The U.S. oil and gas rig count, an early indicator of future output, fell by five to an all-time low of 253 in the week to July 17, according to data on Friday from energy services firm Baker Hughes Co going back to 1940.
That was 701 rigs, or 73%, below this time last year.
U.S. oil rigs fell one to 180 this week, their lowest since June 2009, while gas rigs dropped by four to 71, their lowest on record according to data going back to 1987.
Even though U.S. oil prices are still down about 34% since the start of the year due to coronavirus demand destruction, U.S. crude futures have jumped 115% over the past three months to around $40 a barrel on Friday on hopes global economies will snap back as governments lift lockdowns.
Analysts said higher oil prices will encourage energy firms to slow rig count reductions and possibly start adding some units later this year.
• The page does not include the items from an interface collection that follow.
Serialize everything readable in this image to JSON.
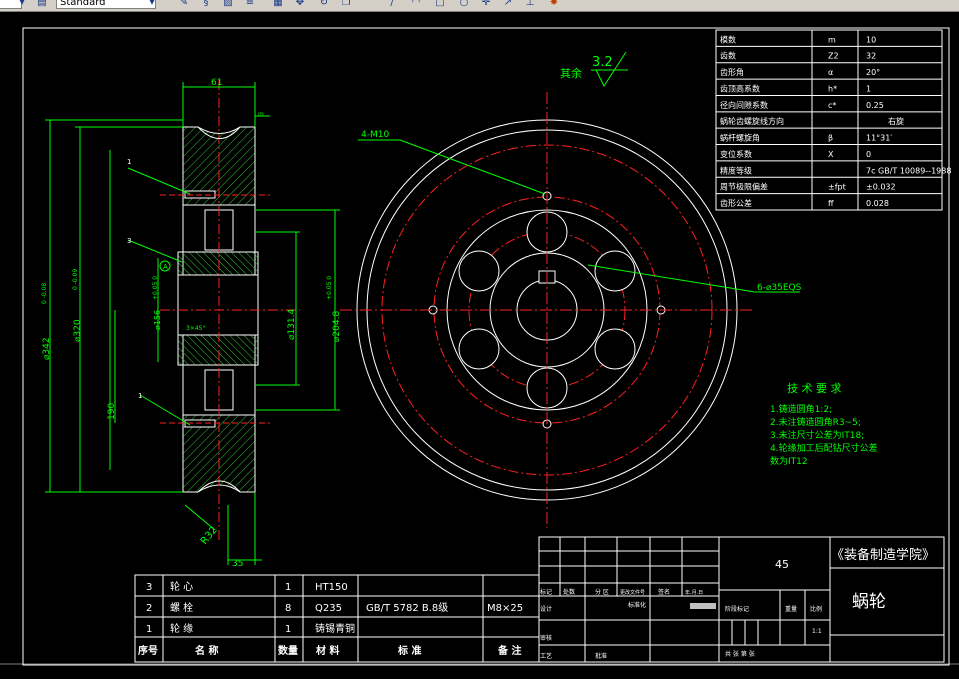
{
  "toolbar": {
    "layer_combo": "",
    "style_combo": "Standard",
    "icons": [
      "dropdown-icon",
      "table-style-icon",
      "dropdown-icon",
      "pencil-icon",
      "swirl-icon",
      "hatch-icon",
      "text-icon",
      "move-icon",
      "rotate-icon",
      "copy-icon",
      "line-icon",
      "rectangle-icon",
      "circle-icon",
      "arrow-icon",
      "highlight-icon"
    ]
  },
  "colors": {
    "background": "#000000",
    "outline": "#ffffff",
    "center_line": "#ff2020",
    "dimension": "#00ff00",
    "title_accent": "#00ff00"
  },
  "side_view": {
    "dim_61": "61",
    "dim_35": "35",
    "dim_190": "190",
    "dim_diam_342": "⌀342",
    "dim_diam_320": "⌀320",
    "dim_diam_131": "⌀131.4",
    "dim_diam_204": "⌀204.8",
    "dim_diam_hub": "⌀156",
    "tol_342": "0  -0.08",
    "tol_320": "0  -0.09",
    "tol_204": "+0.05  0",
    "tol_hub": "+0.05  0",
    "radius": "R32",
    "chamfer_top": "m",
    "label_keyway": "3×45°",
    "leader_1a": "1",
    "leader_3": "3",
    "leader_1b": "1",
    "datum": "A"
  },
  "front_view": {
    "note_holes_4": "4-M10",
    "note_holes_6": "6-⌀35EQS"
  },
  "surface_finish": {
    "label": "其余",
    "value": "3.2"
  },
  "param_table": [
    {
      "name": "模数",
      "symbol": "m",
      "value": "10"
    },
    {
      "name": "齿数",
      "symbol": "Z2",
      "value": "32"
    },
    {
      "name": "齿形角",
      "symbol": "α",
      "value": "20°"
    },
    {
      "name": "齿顶高系数",
      "symbol": "h*",
      "value": "1"
    },
    {
      "name": "径向间隙系数",
      "symbol": "c*",
      "value": "0.25"
    },
    {
      "name": "蜗轮齿螺旋线方向",
      "symbol": "",
      "value": "右旋"
    },
    {
      "name": "蜗杆螺旋角",
      "symbol": "β",
      "value": "11°31′"
    },
    {
      "name": "变位系数",
      "symbol": "X",
      "value": "0"
    },
    {
      "name": "精度等级",
      "symbol": "",
      "value": "7c GB/T 10089--1988"
    },
    {
      "name": "周节极限偏差",
      "symbol": "±fpt",
      "value": "±0.032"
    },
    {
      "name": "齿形公差",
      "symbol": "ff",
      "value": "0.028"
    }
  ],
  "tech_requirements": {
    "title": "技 术 要 求",
    "items": [
      "1.铸造圆角1:2;",
      "2.未注铸造圆角R3~5;",
      "3.未注尺寸公差为IT18;",
      "4.轮缘加工后配钻尺寸公差",
      "  数为IT12"
    ]
  },
  "bom": {
    "rows": [
      {
        "no": "3",
        "name": "轮  心",
        "qty": "1",
        "material": "HT150",
        "standard": "",
        "note": ""
      },
      {
        "no": "2",
        "name": "螺  栓",
        "qty": "8",
        "material": "Q235",
        "standard": "GB/T 5782  B.8级",
        "note": "M8×25"
      },
      {
        "no": "1",
        "name": "轮  缘",
        "qty": "1",
        "material": "铸锡青铜",
        "standard": "",
        "note": ""
      }
    ],
    "header": {
      "no": "序号",
      "name": "名  称",
      "qty": "数量",
      "material": "材 料",
      "standard": "标    准",
      "note": "备 注"
    }
  },
  "title_block": {
    "part_code": "45",
    "company": "《装备制造学院》",
    "part_name": "蜗轮",
    "scale_value": "1:1",
    "labels": {
      "mark": "标记",
      "place": "处数",
      "zone": "分 区",
      "change_doc": "更改文件号",
      "sign": "签名",
      "date": "年.月.日",
      "design": "设计",
      "standardize": "标准化",
      "stage_mark": "阶段标记",
      "weight": "重量",
      "scale": "比例",
      "review": "审核",
      "process": "工艺",
      "approve": "批准",
      "sheets": "共   张  第   张"
    }
  }
}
“U.S. rig activity will bottom near 250 rigs or roughly today’s levels,” analysts at Raymond James said, noting they expect the rig count to average 270 in the second half of 2020, “amounting to a small recovery as some operators slowly resume drilling in some basins.”